UPDATE: Mother triggered son's rescue at pool - WAOW - Newsline 9, Wausau News, Weather, Sports

UPDATE: Mother triggered son's rescue at pool

Posted:
ROTHSCHILD (WAOW) -

The pool manager at the Rothschild-Schofield Aquatic Center says a mother's yelling tipped off lifeguards that a four-year-old Wausau boy was in trouble and could be drowning.

Amy Walls said Tuesday that the yelling triggered a life guard to jump into the four-foot deep water, rescue the boy and get the needed help to revive him with CPR.

There were never any visible signs – screams by the boy and waving of his hands – to indicate to lifeguards the boy needed assistance, Walls said.

The incident happened Saturday.

According to Walls, the boy was by himself in the pool and wandered into water over his head, probably by "tippy-towing." He was on his stomach and then on his back before his mother realized he was in water over his head.

That's when she yelled, triggering the rescue, Walls said.

“He was never under the water. He had never left the surface of the water,” Walls said. “Your lungs can fill with water just as easily from the surface.”

The boy was conscious when he was pulled from the water but became impassive and CPR was administered, she said.

“By the time they did the fourth round of CPR, he was throwing up water,” Walls said.

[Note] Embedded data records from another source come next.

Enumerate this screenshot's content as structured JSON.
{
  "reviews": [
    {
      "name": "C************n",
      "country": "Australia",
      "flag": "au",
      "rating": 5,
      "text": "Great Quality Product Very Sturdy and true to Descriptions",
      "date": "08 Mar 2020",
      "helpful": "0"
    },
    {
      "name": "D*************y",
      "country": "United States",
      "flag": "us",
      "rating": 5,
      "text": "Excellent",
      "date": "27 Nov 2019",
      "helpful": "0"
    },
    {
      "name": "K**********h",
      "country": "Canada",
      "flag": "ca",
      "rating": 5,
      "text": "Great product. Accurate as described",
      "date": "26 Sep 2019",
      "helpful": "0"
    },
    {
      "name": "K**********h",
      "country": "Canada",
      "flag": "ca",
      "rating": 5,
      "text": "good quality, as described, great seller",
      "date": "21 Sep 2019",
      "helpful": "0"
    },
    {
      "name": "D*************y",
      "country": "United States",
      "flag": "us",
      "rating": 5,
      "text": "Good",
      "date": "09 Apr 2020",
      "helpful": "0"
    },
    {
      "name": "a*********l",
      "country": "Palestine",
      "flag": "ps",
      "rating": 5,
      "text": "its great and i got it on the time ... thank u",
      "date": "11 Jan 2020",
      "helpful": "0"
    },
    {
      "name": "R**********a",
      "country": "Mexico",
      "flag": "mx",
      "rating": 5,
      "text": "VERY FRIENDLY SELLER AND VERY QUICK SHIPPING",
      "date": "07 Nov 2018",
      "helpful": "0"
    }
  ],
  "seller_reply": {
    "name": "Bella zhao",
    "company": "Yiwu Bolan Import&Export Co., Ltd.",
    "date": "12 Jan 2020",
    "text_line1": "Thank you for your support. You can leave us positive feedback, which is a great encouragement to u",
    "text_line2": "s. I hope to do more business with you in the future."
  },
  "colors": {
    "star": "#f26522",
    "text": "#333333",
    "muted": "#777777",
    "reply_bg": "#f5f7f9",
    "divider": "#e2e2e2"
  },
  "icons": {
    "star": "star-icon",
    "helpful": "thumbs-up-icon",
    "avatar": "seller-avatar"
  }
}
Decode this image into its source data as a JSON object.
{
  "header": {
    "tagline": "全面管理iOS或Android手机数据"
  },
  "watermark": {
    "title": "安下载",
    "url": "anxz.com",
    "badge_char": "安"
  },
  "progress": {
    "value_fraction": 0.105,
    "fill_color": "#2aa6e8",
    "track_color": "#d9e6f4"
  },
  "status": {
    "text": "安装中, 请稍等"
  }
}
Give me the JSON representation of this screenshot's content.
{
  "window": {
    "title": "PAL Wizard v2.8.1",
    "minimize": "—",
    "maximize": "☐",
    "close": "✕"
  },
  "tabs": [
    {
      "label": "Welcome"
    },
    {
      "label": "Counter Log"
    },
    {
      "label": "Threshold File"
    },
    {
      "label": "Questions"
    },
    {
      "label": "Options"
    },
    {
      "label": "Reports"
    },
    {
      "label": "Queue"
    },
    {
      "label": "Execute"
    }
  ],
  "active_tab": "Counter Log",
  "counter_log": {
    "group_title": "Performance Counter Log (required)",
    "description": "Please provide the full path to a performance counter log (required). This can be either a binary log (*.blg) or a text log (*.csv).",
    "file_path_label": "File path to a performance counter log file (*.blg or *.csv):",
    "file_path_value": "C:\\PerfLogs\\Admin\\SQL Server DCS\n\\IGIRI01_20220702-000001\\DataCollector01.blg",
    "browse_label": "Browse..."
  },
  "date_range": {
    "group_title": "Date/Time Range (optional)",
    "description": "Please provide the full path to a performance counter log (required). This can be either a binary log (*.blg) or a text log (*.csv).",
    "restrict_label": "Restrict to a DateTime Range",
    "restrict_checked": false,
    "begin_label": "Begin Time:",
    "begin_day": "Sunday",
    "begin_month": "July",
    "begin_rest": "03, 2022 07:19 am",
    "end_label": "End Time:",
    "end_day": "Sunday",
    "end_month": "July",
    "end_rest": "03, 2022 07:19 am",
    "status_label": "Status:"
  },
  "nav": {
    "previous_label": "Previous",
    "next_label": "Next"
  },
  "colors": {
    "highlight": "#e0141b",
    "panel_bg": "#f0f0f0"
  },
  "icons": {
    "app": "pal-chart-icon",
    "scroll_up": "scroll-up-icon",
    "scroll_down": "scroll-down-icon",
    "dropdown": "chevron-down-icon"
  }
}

Walls said on a typical, busy day at the pool, lifeguards will do three or four “saves” of swimmers who get in trouble in water that's too deep for them.

“Ninety-nine percent of the time, there is an indication that the person is struggling,” she said.

*****************************************************************

Trevor Peck was on duty when two whistles were blown. That means someone's in trouble at the Rothschild-Schofield Aquatic Center.

He told us he saw a four-year-old boy underwater.

"I checked to see if he was breathing, he wasn't," said Anna Grim. "I couldn't find a pulse."

Grim was the first guard in the water. She pulled the boy from the pool and started chest compressions.

"The first second you see him, and his lips are turning blue, it's just like pure panic," said Grim. "But then you bring it together."

Peck quickly rushed over to help.

"I grabbed the CPR mask and began CPR breathing and we both, together, revived the child," he said.

After several rounds of CPR, the boy was still unresponsive.

"We did it again," said Grim. "Another 30 chest compressions, and then he started coughing up water. It was just the best feeling ever."

First responders arrived moments later to take the child to the hospital.

Rothschild police officers said the two lifeguards are heroes.

"We did what we were trained to do," said Grim.

"I'm not a hero," said Peck. "I'm just doing my job."

Both lifeguards are college students in their early 20s. They told us it was their first time performing CPR outside of a classroom.

"It was a little hard falling asleep," said Peck. "Kind of just kept replaying everything over in my mind. Just extremely thankful that we were prepared and we saved the kids life."

The two are already back on duty. Ready, in case they hear two whistles again.

The boy's name has not been released, but Rothschild police say he's doing OK.

Powered by WorldNow
All content © Copyright 2000 - 2014 WorldNow and WAOW. All Rights Reserved.
For more information on this site, please read our Privacy Policy and Terms of Service and Mobile Privacy Policy & Terms of Service.

Persons with disabilities who need assistance with issues relating to the content of this station's public inspection file should contact Chief Engineer Russ Crass at 715-842-2251. Questions or concerns relating to the accessibility of the FCC's online public file system should be directed to the FCC at 888-225-5322, at 888-835-5322 (TTY) or at fccinfo@fcc.gov.